What you are asked to do ▸ Each line containing the string "JSON" should be copied out of the entries.

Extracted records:

^^^^^^^^^^^^^^^^

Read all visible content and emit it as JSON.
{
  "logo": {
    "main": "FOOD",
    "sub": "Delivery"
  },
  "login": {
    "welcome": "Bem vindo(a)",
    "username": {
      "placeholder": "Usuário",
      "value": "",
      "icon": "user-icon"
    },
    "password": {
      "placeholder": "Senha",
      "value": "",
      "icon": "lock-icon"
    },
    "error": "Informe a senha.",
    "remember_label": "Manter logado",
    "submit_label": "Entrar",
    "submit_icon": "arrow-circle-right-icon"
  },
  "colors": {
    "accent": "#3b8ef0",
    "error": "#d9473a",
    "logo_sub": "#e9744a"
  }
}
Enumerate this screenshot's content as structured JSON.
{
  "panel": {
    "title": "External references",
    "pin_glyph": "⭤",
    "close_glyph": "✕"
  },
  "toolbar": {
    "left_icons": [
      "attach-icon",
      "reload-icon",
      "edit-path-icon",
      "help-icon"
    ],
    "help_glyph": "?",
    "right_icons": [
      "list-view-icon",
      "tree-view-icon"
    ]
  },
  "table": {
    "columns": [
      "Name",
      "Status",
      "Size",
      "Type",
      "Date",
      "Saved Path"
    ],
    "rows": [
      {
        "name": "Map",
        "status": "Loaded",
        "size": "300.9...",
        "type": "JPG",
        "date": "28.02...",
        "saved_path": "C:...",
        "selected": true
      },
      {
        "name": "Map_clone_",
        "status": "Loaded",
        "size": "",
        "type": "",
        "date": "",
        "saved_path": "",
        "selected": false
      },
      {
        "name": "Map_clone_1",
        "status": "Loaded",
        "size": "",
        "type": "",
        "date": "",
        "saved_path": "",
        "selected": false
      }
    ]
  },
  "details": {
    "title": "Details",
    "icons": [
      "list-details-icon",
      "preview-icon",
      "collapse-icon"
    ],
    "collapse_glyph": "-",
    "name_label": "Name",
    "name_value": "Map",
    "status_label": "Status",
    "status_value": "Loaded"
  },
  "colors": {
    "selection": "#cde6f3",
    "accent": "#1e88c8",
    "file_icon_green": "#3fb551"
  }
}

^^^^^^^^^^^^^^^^

Result for this task ▸
Read all visible content and emit it as JSON.
Enumerate this screenshot's content as structured JSON.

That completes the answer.